[Directions]
Go through the data below and retype all of it exactly.

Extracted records
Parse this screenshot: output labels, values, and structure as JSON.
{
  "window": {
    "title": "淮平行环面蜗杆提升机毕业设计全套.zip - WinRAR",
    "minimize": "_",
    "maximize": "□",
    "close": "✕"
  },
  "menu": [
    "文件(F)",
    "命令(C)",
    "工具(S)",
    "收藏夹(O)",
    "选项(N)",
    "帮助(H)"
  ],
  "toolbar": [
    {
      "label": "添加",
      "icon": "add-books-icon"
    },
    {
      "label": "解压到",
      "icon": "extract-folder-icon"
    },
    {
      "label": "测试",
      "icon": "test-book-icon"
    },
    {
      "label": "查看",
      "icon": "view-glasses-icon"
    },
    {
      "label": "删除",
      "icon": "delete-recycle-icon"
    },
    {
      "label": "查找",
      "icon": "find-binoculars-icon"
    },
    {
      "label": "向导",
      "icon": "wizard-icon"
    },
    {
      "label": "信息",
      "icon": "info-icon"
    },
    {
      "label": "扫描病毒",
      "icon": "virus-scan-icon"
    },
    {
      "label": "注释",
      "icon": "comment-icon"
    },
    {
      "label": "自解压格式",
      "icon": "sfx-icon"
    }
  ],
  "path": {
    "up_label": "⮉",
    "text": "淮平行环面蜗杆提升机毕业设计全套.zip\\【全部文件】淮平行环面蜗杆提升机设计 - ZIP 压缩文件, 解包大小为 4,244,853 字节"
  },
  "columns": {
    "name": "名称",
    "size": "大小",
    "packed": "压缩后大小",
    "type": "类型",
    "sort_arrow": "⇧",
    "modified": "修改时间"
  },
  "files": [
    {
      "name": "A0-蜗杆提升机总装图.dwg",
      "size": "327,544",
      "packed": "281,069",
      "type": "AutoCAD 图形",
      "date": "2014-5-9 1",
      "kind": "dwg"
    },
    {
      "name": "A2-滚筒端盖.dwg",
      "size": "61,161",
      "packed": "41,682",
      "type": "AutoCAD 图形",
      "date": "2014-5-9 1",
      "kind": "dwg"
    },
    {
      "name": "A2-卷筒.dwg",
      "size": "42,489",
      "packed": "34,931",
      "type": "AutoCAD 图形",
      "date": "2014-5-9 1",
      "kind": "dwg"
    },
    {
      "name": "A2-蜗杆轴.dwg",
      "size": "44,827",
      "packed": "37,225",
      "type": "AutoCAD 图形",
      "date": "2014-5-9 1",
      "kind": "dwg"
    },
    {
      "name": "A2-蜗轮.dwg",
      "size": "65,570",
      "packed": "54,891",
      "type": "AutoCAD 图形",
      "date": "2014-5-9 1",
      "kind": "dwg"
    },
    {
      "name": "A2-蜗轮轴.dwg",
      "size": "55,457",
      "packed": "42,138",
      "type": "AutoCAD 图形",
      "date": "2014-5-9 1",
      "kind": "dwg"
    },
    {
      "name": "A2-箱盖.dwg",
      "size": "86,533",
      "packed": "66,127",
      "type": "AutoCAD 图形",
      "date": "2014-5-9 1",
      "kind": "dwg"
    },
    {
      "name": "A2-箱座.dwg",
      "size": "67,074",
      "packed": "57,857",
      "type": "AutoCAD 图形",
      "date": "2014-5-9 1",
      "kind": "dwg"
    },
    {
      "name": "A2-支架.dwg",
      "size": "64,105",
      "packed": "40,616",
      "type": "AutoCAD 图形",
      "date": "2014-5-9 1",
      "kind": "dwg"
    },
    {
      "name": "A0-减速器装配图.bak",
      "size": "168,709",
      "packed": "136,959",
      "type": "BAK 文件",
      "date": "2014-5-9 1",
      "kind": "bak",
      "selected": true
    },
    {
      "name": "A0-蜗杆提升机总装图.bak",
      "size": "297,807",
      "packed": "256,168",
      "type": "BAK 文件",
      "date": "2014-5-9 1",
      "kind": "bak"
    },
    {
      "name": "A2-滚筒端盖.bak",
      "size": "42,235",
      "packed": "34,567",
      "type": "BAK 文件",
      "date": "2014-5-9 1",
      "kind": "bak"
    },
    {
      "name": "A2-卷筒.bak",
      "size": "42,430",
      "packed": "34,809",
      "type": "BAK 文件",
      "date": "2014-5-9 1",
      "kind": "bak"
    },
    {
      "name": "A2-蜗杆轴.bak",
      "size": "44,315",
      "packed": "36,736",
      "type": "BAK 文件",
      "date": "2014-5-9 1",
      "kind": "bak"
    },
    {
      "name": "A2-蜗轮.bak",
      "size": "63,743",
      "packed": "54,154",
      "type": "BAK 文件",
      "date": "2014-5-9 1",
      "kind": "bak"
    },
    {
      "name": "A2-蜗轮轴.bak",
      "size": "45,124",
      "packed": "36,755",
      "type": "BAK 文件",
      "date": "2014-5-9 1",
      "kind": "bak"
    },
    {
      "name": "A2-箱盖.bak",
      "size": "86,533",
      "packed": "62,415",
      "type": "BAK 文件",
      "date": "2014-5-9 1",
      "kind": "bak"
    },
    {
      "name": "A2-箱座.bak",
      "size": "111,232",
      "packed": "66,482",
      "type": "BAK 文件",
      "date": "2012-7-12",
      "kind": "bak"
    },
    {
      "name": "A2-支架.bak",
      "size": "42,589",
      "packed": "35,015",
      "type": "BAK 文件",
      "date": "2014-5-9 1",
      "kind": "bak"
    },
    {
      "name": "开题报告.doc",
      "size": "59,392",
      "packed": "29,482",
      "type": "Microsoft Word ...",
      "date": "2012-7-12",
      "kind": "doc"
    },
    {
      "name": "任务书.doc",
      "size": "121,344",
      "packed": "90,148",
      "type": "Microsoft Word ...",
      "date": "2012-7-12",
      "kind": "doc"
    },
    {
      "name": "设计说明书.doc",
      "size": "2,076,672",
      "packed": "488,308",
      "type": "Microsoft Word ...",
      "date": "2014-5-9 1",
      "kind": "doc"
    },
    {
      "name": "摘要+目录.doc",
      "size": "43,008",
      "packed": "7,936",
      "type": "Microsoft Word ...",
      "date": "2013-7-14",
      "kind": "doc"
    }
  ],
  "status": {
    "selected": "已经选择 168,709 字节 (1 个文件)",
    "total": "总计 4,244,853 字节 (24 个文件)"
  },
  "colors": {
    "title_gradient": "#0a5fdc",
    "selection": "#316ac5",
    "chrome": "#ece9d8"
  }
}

[Task solution]
Parse this screenshot: output labels, values, and structure as JSON.
{
  "window": {
    "title": "淮平行环面蜗杆提升机毕业设计全套.zip - WinRAR",
    "minimize": "_",
    "maximize": "□",
    "close": "✕"
  },
  "menu": [
    "文件(F)",
    "命令(C)",
    "工具(S)",
    "收藏夹(O)",
    "选项(N)",
    "帮助(H)"
  ],
  "toolbar": [
    {
      "label": "添加",
      "icon": "add-books-icon"
    },
    {
      "label": "解压到",
      "icon": "extract-folder-icon"
    },
    {
      "label": "测试",
      "icon": "test-book-icon"
    },
    {
      "label": "查看",
      "icon": "view-glasses-icon"
    },
    {
      "label": "删除",
      "icon": "delete-recycle-icon"
    },
    {
      "label": "查找",
      "icon": "find-binoculars-icon"
    },
    {
      "label": "向导",
      "icon": "wizard-icon"
    },
    {
      "label": "信息",
      "icon": "info-icon"
    },
    {
      "label": "扫描病毒",
      "icon": "virus-scan-icon"
    },
    {
      "label": "注释",
      "icon": "comment-icon"
    },
    {
      "label": "自解压格式",
      "icon": "sfx-icon"
    }
  ],
  "path": {
    "up_label": "⮉",
    "text": "淮平行环面蜗杆提升机毕业设计全套.zip\\【全部文件】淮平行环面蜗杆提升机设计 - ZIP 压缩文件, 解包大小为 4,244,853 字节"
  },
  "columns": {
    "name": "名称",
    "size": "大小",
    "packed": "压缩后大小",
    "type": "类型",
    "sort_arrow": "⇧",
    "modified": "修改时间"
  },
  "files": [
    {
      "name": "A0-蜗杆提升机总装图.dwg",
      "size": "327,544",
      "packed": "281,069",
      "type": "AutoCAD 图形",
      "date": "2014-5-9 1",
      "kind": "dwg"
    },
    {
      "name": "A2-滚筒端盖.dwg",
      "size": "61,161",
      "packed": "41,682",
      "type": "AutoCAD 图形",
      "date": "2014-5-9 1",
      "kind": "dwg"
    },
    {
      "name": "A2-卷筒.dwg",
      "size": "42,489",
      "packed": "34,931",
      "type": "AutoCAD 图形",
      "date": "2014-5-9 1",
      "kind": "dwg"
    },
    {
      "name": "A2-蜗杆轴.dwg",
      "size": "44,827",
      "packed": "37,225",
      "type": "AutoCAD 图形",
      "date": "2014-5-9 1",
      "kind": "dwg"
    },
    {
      "name": "A2-蜗轮.dwg",
      "size": "65,570",
      "packed": "54,891",
      "type": "AutoCAD 图形",
      "date": "2014-5-9 1",
      "kind": "dwg"
    },
    {
      "name": "A2-蜗轮轴.dwg",
      "size": "55,457",
      "packed": "42,138",
      "type": "AutoCAD 图形",
      "date": "2014-5-9 1",
      "kind": "dwg"
    },
    {
      "name": "A2-箱盖.dwg",
      "size": "86,533",
      "packed": "66,127",
      "type": "AutoCAD 图形",
      "date": "2014-5-9 1",
      "kind": "dwg"
    },
    {
      "name": "A2-箱座.dwg",
      "size": "67,074",
      "packed": "57,857",
      "type": "AutoCAD 图形",
      "date": "2014-5-9 1",
      "kind": "dwg"
    },
    {
      "name": "A2-支架.dwg",
      "size": "64,105",
      "packed": "40,616",
      "type": "AutoCAD 图形",
      "date": "2014-5-9 1",
      "kind": "dwg"
    },
    {
      "name": "A0-减速器装配图.bak",
      "size": "168,709",
      "packed": "136,959",
      "type": "BAK 文件",
      "date": "2014-5-9 1",
      "kind": "bak",
      "selected": true
    },
    {
      "name": "A0-蜗杆提升机总装图.bak",
      "size": "297,807",
      "packed": "256,168",
      "type": "BAK 文件",
      "date": "2014-5-9 1",
      "kind": "bak"
    },
    {
      "name": "A2-滚筒端盖.bak",
      "size": "42,235",
      "packed": "34,567",
      "type": "BAK 文件",
      "date": "2014-5-9 1",
      "kind": "bak"
    },
    {
      "name": "A2-卷筒.bak",
      "size": "42,430",
      "packed": "34,809",
      "type": "BAK 文件",
      "date": "2014-5-9 1",
      "kind": "bak"
    },
    {
      "name": "A2-蜗杆轴.bak",
      "size": "44,315",
      "packed": "36,736",
      "type": "BAK 文件",
      "date": "2014-5-9 1",
      "kind": "bak"
    },
    {
      "name": "A2-蜗轮.bak",
      "size": "63,743",
      "packed": "54,154",
      "type": "BAK 文件",
      "date": "2014-5-9 1",
      "kind": "bak"
    },
    {
      "name": "A2-蜗轮轴.bak",
      "size": "45,124",
      "packed": "36,755",
      "type": "BAK 文件",
      "date": "2014-5-9 1",
      "kind": "bak"
    },
    {
      "name": "A2-箱盖.bak",
      "size": "86,533",
      "packed": "62,415",
      "type": "BAK 文件",
      "date": "2014-5-9 1",
      "kind": "bak"
    },
    {
      "name": "A2-箱座.bak",
      "size": "111,232",
      "packed": "66,482",
      "type": "BAK 文件",
      "date": "2012-7-12",
      "kind": "bak"
    },
    {
      "name": "A2-支架.bak",
      "size": "42,589",
      "packed": "35,015",
      "type": "BAK 文件",
      "date": "2014-5-9 1",
      "kind": "bak"
    },
    {
      "name": "开题报告.doc",
      "size": "59,392",
      "packed": "29,482",
      "type": "Microsoft Word ...",
      "date": "2012-7-12",
      "kind": "doc"
    },
    {
      "name": "任务书.doc",
      "size": "121,344",
      "packed": "90,148",
      "type": "Microsoft Word ...",
      "date": "2012-7-12",
      "kind": "doc"
    },
    {
      "name": "设计说明书.doc",
      "size": "2,076,672",
      "packed": "488,308",
      "type": "Microsoft Word ...",
      "date": "2014-5-9 1",
      "kind": "doc"
    },
    {
      "name": "摘要+目录.doc",
      "size": "43,008",
      "packed": "7,936",
      "type": "Microsoft Word ...",
      "date": "2013-7-14",
      "kind": "doc"
    }
  ],
  "status": {
    "selected": "已经选择 168,709 字节 (1 个文件)",
    "total": "总计 4,244,853 字节 (24 个文件)"
  },
  "colors": {
    "title_gradient": "#0a5fdc",
    "selection": "#316ac5",
    "chrome": "#ece9d8"
  }
}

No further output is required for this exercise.